Background: Structural variations in human genomes, such as insertions, deletion, or rearrangements, play animportant role in cancer development. Next-Generation Sequencing technologies have been central in providingways to detect such variations. Most existing methods however are limited to the analysis of a single genome, and itis only recently that the comparison of closely related genomes has been considered. In particular, a few recentworks considered the analysis of data sets obtained by sequencing both tumor and healthy tissues of the samecancer patient. In that context, the goal is to detect variations that are specific to exactly one of the genomes, forexample to differentiate between patient-specific and tumor-specific variations. This is a difficult task, especially whenfacing the additional challenge of the possible contamination of healthy tissues by tumor cells and conversely.Results: In the current work, we analyzed a data set of paired-end short-reads, obtained by sequencing tumortissues and healthy tissues, both from the same cancer patient. Based on a combinatorial notion of conflictbetween deletions, we show that in the tumor data, more deletions are predicted than there could actually be in adiploid genome. In contrast, the predictions for the data from normal tissues are almost conflict-free. We designedand applied a method, specific to the analysis of such pooled and contaminated data sets, to detect potentialtumor-specific deletions. Our method takes the deletion calls from both data sets and assigns reads from themixed tumor/normal data to the normal one with the goal to minimize the number of reads that need to bediscarded to obtain a set of conflict-free deletion clusters. We observed that, on the specific data set we analyze,only a very small fraction of the reads needs to be discarded to obtain a set of consistent deletions.Conclusions: We present a framework based on a rigorous definition of consistency between deletions and theassumption that the tumor sample also contains normal cells.
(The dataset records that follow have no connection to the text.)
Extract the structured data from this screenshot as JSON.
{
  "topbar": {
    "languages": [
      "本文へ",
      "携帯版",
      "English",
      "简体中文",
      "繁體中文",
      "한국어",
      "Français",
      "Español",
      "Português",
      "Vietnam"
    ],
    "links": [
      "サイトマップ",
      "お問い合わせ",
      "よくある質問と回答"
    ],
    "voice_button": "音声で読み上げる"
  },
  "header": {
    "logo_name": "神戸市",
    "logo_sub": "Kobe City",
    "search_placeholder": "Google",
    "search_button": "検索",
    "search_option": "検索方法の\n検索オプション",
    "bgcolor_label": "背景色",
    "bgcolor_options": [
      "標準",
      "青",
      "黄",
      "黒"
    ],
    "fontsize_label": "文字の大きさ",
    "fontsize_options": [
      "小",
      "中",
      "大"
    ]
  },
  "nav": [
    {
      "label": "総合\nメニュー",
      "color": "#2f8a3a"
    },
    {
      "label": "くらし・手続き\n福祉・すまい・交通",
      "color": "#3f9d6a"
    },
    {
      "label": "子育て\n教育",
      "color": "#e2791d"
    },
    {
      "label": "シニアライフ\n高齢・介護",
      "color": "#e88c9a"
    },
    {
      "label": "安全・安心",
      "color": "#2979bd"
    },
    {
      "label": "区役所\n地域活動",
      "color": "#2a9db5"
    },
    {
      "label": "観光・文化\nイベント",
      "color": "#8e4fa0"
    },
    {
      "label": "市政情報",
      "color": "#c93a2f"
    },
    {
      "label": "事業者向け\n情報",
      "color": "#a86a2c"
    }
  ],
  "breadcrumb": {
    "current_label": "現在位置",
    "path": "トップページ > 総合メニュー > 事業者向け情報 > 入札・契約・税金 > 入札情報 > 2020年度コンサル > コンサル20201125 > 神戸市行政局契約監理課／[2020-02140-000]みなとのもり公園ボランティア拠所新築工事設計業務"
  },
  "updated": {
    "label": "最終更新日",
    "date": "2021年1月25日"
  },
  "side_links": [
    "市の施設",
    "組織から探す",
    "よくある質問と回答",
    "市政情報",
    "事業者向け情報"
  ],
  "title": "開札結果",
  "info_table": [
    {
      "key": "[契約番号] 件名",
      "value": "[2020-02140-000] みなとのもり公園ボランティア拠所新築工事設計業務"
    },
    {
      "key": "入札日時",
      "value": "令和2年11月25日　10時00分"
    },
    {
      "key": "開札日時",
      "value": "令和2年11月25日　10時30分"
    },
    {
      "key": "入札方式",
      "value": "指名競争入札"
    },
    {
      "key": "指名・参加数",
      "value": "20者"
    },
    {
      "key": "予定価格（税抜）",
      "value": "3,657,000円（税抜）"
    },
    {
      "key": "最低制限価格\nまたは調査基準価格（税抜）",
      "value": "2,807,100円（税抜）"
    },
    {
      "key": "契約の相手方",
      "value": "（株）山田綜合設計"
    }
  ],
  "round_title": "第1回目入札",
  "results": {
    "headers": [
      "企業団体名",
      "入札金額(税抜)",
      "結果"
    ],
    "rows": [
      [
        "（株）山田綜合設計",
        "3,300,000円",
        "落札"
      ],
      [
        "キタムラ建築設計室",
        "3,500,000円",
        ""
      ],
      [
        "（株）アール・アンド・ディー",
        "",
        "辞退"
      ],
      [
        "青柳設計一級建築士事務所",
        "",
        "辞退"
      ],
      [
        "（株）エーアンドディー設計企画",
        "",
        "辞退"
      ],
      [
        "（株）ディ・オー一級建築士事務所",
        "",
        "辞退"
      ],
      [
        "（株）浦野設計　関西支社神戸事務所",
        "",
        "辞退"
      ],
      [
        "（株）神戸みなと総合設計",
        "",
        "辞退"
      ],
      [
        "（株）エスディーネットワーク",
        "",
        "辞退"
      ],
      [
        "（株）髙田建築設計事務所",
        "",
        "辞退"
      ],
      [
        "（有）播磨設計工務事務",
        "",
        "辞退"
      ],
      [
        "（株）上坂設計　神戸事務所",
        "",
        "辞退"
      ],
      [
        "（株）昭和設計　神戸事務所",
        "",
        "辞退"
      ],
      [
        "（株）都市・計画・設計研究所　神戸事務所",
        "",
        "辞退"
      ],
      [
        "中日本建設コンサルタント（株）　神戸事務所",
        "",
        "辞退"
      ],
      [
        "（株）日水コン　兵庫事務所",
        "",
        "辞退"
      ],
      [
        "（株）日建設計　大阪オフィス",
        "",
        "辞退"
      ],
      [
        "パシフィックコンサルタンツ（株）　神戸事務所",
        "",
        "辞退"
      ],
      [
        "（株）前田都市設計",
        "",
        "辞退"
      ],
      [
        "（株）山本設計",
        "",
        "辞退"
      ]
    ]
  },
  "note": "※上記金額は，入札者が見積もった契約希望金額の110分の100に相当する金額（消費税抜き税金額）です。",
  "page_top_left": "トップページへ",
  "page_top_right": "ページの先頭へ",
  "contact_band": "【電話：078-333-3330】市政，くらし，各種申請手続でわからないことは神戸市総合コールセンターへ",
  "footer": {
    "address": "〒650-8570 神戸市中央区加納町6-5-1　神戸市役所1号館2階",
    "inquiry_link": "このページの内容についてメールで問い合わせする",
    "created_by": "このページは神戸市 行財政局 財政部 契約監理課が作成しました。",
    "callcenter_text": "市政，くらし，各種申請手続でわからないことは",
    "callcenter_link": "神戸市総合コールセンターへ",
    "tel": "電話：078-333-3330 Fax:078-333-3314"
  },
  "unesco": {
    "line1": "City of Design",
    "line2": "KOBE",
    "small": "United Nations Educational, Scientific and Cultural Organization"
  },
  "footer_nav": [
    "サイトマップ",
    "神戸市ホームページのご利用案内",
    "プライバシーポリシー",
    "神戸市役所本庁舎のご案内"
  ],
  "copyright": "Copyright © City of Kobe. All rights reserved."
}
A combined analysis of both data sets based on thismodel allowed a consistent explanation of almost all data, providing a detailed picture of candidate patient- andtumor-specific deletions.

Document type: 
Article